Stored dataset items
==============================

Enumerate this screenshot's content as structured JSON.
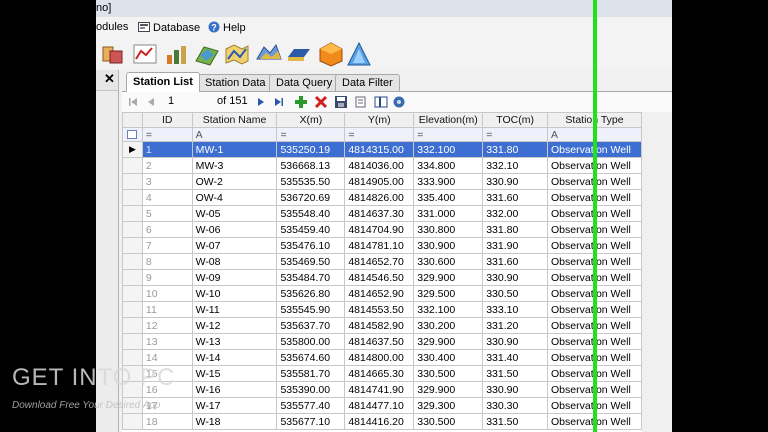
{
  "window": {
    "title_fragment": "no]"
  },
  "menu": [
    {
      "label": "odules",
      "icon": ""
    },
    {
      "label": "Database",
      "icon": "database-icon"
    },
    {
      "label": "Help",
      "icon": "help-icon"
    }
  ],
  "toolbar_icons": [
    "import-icon",
    "table-chart-icon",
    "line-chart-icon",
    "cross-section-icon",
    "map-icon",
    "contour-map-icon",
    "fence-diagram-icon",
    "3d-model-icon",
    "plume-icon"
  ],
  "tabs": [
    "Station List",
    "Station Data",
    "Data Query",
    "Data Filter"
  ],
  "nav": {
    "record": "1",
    "of_label": "of 151"
  },
  "nav_icons": [
    "first-record-icon",
    "prev-record-icon",
    "next-record-icon",
    "last-record-icon",
    "add-record-icon",
    "delete-record-icon",
    "save-icon",
    "edit-icon",
    "columns-icon",
    "settings-icon"
  ],
  "grid": {
    "columns": [
      "ID",
      "Station Name",
      "X(m)",
      "Y(m)",
      "Elevation(m)",
      "TOC(m)",
      "Station Type"
    ],
    "filter_row": [
      "=",
      "A",
      "=",
      "=",
      "=",
      "=",
      "A"
    ],
    "rows": [
      [
        "1",
        "MW-1",
        "535250.19",
        "4814315.00",
        "332.100",
        "331.80",
        "Observation Well"
      ],
      [
        "2",
        "MW-3",
        "536668.13",
        "4814036.00",
        "334.800",
        "332.10",
        "Observation Well"
      ],
      [
        "3",
        "OW-2",
        "535535.50",
        "4814905.00",
        "333.900",
        "330.90",
        "Observation Well"
      ],
      [
        "4",
        "OW-4",
        "536720.69",
        "4814826.00",
        "335.400",
        "331.60",
        "Observation Well"
      ],
      [
        "5",
        "W-05",
        "535548.40",
        "4814637.30",
        "331.000",
        "332.00",
        "Observation Well"
      ],
      [
        "6",
        "W-06",
        "535459.40",
        "4814704.90",
        "330.800",
        "331.80",
        "Observation Well"
      ],
      [
        "7",
        "W-07",
        "535476.10",
        "4814781.10",
        "330.900",
        "331.90",
        "Observation Well"
      ],
      [
        "8",
        "W-08",
        "535469.50",
        "4814652.70",
        "330.600",
        "331.60",
        "Observation Well"
      ],
      [
        "9",
        "W-09",
        "535484.70",
        "4814546.50",
        "329.900",
        "330.90",
        "Observation Well"
      ],
      [
        "10",
        "W-10",
        "535626.80",
        "4814652.90",
        "329.500",
        "330.50",
        "Observation Well"
      ],
      [
        "11",
        "W-11",
        "535545.90",
        "4814553.50",
        "332.100",
        "333.10",
        "Observation Well"
      ],
      [
        "12",
        "W-12",
        "535637.70",
        "4814582.90",
        "330.200",
        "331.20",
        "Observation Well"
      ],
      [
        "13",
        "W-13",
        "535800.00",
        "4814637.50",
        "329.900",
        "330.90",
        "Observation Well"
      ],
      [
        "14",
        "W-14",
        "535674.60",
        "4814800.00",
        "330.400",
        "331.40",
        "Observation Well"
      ],
      [
        "15",
        "W-15",
        "535581.70",
        "4814665.30",
        "330.500",
        "331.50",
        "Observation Well"
      ],
      [
        "16",
        "W-16",
        "535390.00",
        "4814741.90",
        "329.900",
        "330.90",
        "Observation Well"
      ],
      [
        "17",
        "W-17",
        "535577.40",
        "4814477.10",
        "329.300",
        "330.30",
        "Observation Well"
      ],
      [
        "18",
        "W-18",
        "535677.10",
        "4814416.20",
        "330.500",
        "331.50",
        "Observation Well"
      ]
    ],
    "active_row_index": 0
  },
  "watermark": {
    "title": "GET INTO PC",
    "subtitle": "Download Free Your Desired App"
  },
  "colors": {
    "selection": "#3d6fd2",
    "guide_line": "#21e21a",
    "filter_bg": "#eef1fb"
  }
}
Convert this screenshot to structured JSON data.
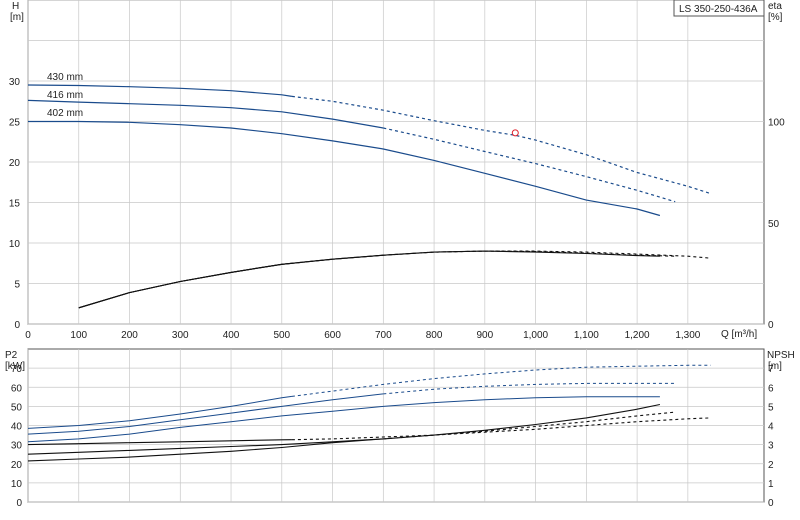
{
  "title_box": "LS 350-250-436A",
  "colors": {
    "curve_blue": "#1a4b8c",
    "curve_black": "#111111",
    "grid": "#c8c8c8",
    "marker": "#e0202a"
  },
  "top": {
    "y_left_label": "H",
    "y_left_unit": "[m]",
    "y_right_label": "eta",
    "y_right_unit": "[%]",
    "x_label": "Q [m³/h]",
    "x_ticks": [
      "0",
      "100",
      "200",
      "300",
      "400",
      "500",
      "600",
      "700",
      "800",
      "900",
      "1,000",
      "1,100",
      "1,200",
      "1,300"
    ],
    "y_left_ticks": [
      "0",
      "5",
      "10",
      "15",
      "20",
      "25",
      "30"
    ],
    "y_right_ticks": [
      "0",
      "50",
      "100"
    ]
  },
  "bottom": {
    "y_left_label": "P2",
    "y_left_unit": "[kW]",
    "y_right_label": "NPSH",
    "y_right_unit": "[m]",
    "y_left_ticks": [
      "0",
      "10",
      "20",
      "30",
      "40",
      "50",
      "60",
      "70"
    ],
    "y_right_ticks": [
      "0",
      "1",
      "2",
      "3",
      "4",
      "5",
      "6",
      "7"
    ]
  },
  "chart_data": [
    {
      "type": "line",
      "xlabel": "Q [m³/h]",
      "ylabel": "H [m]",
      "y2label": "eta [%]",
      "xlim": [
        0,
        1450
      ],
      "ylim": [
        0,
        40
      ],
      "y2lim": [
        0,
        160
      ],
      "grid": true,
      "series": [
        {
          "name": "430 mm",
          "axis": "H",
          "x": [
            0,
            100,
            200,
            300,
            400,
            500,
            520,
            600,
            700,
            800,
            900,
            960,
            1000,
            1100,
            1200,
            1300,
            1345
          ],
          "y": [
            29.5,
            29.45,
            29.3,
            29.1,
            28.8,
            28.3,
            28.1,
            27.5,
            26.4,
            25.1,
            23.9,
            23.3,
            22.7,
            20.9,
            18.7,
            17.0,
            16.1
          ],
          "solid_until": 520
        },
        {
          "name": "416 mm",
          "axis": "H",
          "x": [
            0,
            100,
            200,
            300,
            400,
            500,
            600,
            700,
            800,
            900,
            1000,
            1100,
            1200,
            1275
          ],
          "y": [
            27.6,
            27.4,
            27.2,
            27.0,
            26.7,
            26.2,
            25.3,
            24.2,
            22.8,
            21.3,
            19.8,
            18.2,
            16.5,
            15.1
          ],
          "solid_until": 700
        },
        {
          "name": "402 mm",
          "axis": "H",
          "x": [
            0,
            100,
            200,
            300,
            400,
            500,
            600,
            700,
            800,
            900,
            1000,
            1100,
            1200,
            1245
          ],
          "y": [
            25.0,
            25.0,
            24.9,
            24.6,
            24.2,
            23.5,
            22.6,
            21.6,
            20.2,
            18.6,
            17.0,
            15.3,
            14.2,
            13.4
          ],
          "solid_until": 1245
        },
        {
          "name": "eta 430 mm",
          "axis": "eta",
          "x": [
            100,
            200,
            300,
            400,
            500,
            600,
            700,
            800,
            900,
            1000,
            1100,
            1200,
            1300,
            1345
          ],
          "y": [
            8,
            15.5,
            21,
            25.5,
            29.5,
            32,
            34,
            35.5,
            36,
            36,
            35.5,
            34.5,
            33.5,
            32.5
          ],
          "solid_until": 520
        },
        {
          "name": "eta 416 mm",
          "axis": "eta",
          "x": [
            100,
            200,
            300,
            400,
            500,
            600,
            700,
            800,
            900,
            1000,
            1100,
            1200,
            1275
          ],
          "y": [
            8,
            15.5,
            21,
            25.5,
            29.5,
            32,
            34,
            35.5,
            36,
            35.8,
            35,
            34,
            33.5
          ],
          "solid_until": 700
        },
        {
          "name": "eta 402 mm",
          "axis": "eta",
          "x": [
            100,
            200,
            300,
            400,
            500,
            600,
            700,
            800,
            900,
            1000,
            1100,
            1200,
            1245
          ],
          "y": [
            8,
            15.5,
            21,
            25.5,
            29.5,
            32,
            34,
            35.5,
            36,
            35.5,
            34.8,
            33.8,
            33.5
          ],
          "solid_until": 1245
        }
      ],
      "series_labels": [
        "430 mm",
        "416 mm",
        "402 mm"
      ],
      "marker": {
        "x": 960,
        "y": 23.6
      }
    },
    {
      "type": "line",
      "ylabel": "P2 [kW]",
      "y2label": "NPSH [m]",
      "xlim": [
        0,
        1450
      ],
      "ylim": [
        0,
        80
      ],
      "y2lim": [
        0,
        8
      ],
      "grid": true,
      "series": [
        {
          "name": "P2 430 mm",
          "axis": "P2",
          "x": [
            0,
            100,
            200,
            300,
            400,
            500,
            600,
            700,
            800,
            900,
            1000,
            1100,
            1200,
            1300,
            1345
          ],
          "y": [
            38.5,
            40,
            42.5,
            46,
            50,
            54.5,
            58,
            61.5,
            64.5,
            67,
            69,
            70.5,
            71,
            71.5,
            71.5
          ],
          "solid_until": 520
        },
        {
          "name": "P2 416 mm",
          "axis": "P2",
          "x": [
            0,
            100,
            200,
            300,
            400,
            500,
            600,
            700,
            800,
            900,
            1000,
            1100,
            1200,
            1275
          ],
          "y": [
            35.5,
            37,
            39.5,
            43,
            46.5,
            50,
            53.5,
            56.5,
            59,
            60.5,
            61.5,
            62,
            62,
            62
          ],
          "solid_until": 700
        },
        {
          "name": "P2 402 mm",
          "axis": "P2",
          "x": [
            0,
            100,
            200,
            300,
            400,
            500,
            600,
            700,
            800,
            900,
            1000,
            1100,
            1200,
            1245
          ],
          "y": [
            31.5,
            33,
            35.5,
            39,
            42,
            45,
            47.5,
            50,
            52,
            53.5,
            54.5,
            55,
            55,
            55
          ],
          "solid_until": 1245
        },
        {
          "name": "NPSH 430 mm",
          "axis": "NPSH",
          "x": [
            0,
            100,
            200,
            300,
            400,
            500,
            600,
            700,
            800,
            900,
            1000,
            1100,
            1200,
            1300,
            1345
          ],
          "y": [
            3.0,
            3.05,
            3.1,
            3.15,
            3.2,
            3.25,
            3.3,
            3.4,
            3.5,
            3.65,
            3.8,
            4.0,
            4.2,
            4.35,
            4.4
          ],
          "solid_until": 520
        },
        {
          "name": "NPSH 416 mm",
          "axis": "NPSH",
          "x": [
            0,
            100,
            200,
            300,
            400,
            500,
            600,
            700,
            800,
            900,
            1000,
            1100,
            1200,
            1275
          ],
          "y": [
            2.5,
            2.6,
            2.7,
            2.8,
            2.9,
            3.0,
            3.15,
            3.3,
            3.5,
            3.7,
            3.95,
            4.2,
            4.5,
            4.7
          ],
          "solid_until": 700
        },
        {
          "name": "NPSH 402 mm",
          "axis": "NPSH",
          "x": [
            0,
            100,
            200,
            300,
            400,
            500,
            600,
            700,
            800,
            900,
            1000,
            1100,
            1200,
            1245
          ],
          "y": [
            2.15,
            2.25,
            2.35,
            2.5,
            2.65,
            2.85,
            3.1,
            3.3,
            3.5,
            3.75,
            4.05,
            4.4,
            4.85,
            5.1
          ],
          "solid_until": 1245
        }
      ]
    }
  ]
}
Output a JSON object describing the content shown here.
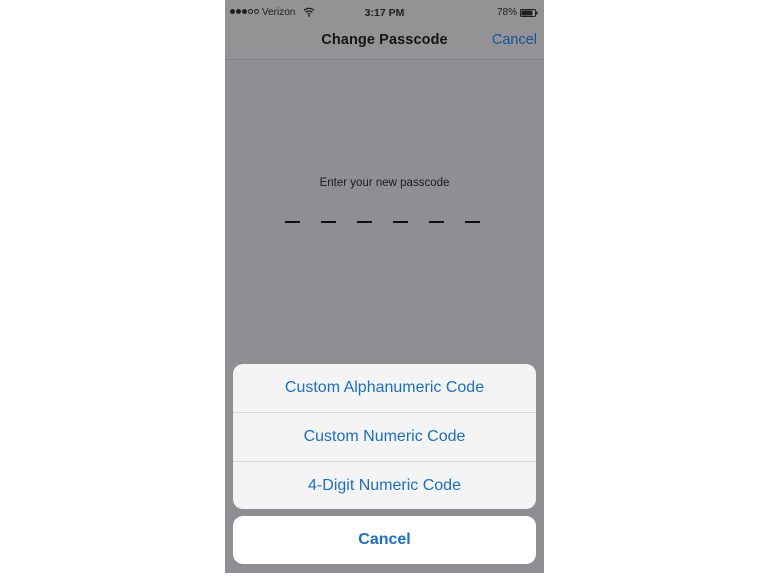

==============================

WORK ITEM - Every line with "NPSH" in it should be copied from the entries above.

EXERCISE OUTPUT -
    "y_right_label": "NPSH",
      "y2label": "NPSH [m]",
          "name": "NPSH 430 mm",
          "axis": "NPSH",
          "name": "NPSH 416 mm",
          "axis": "NPSH",
          "name": "NPSH 402 mm",
          "axis": "NPSH",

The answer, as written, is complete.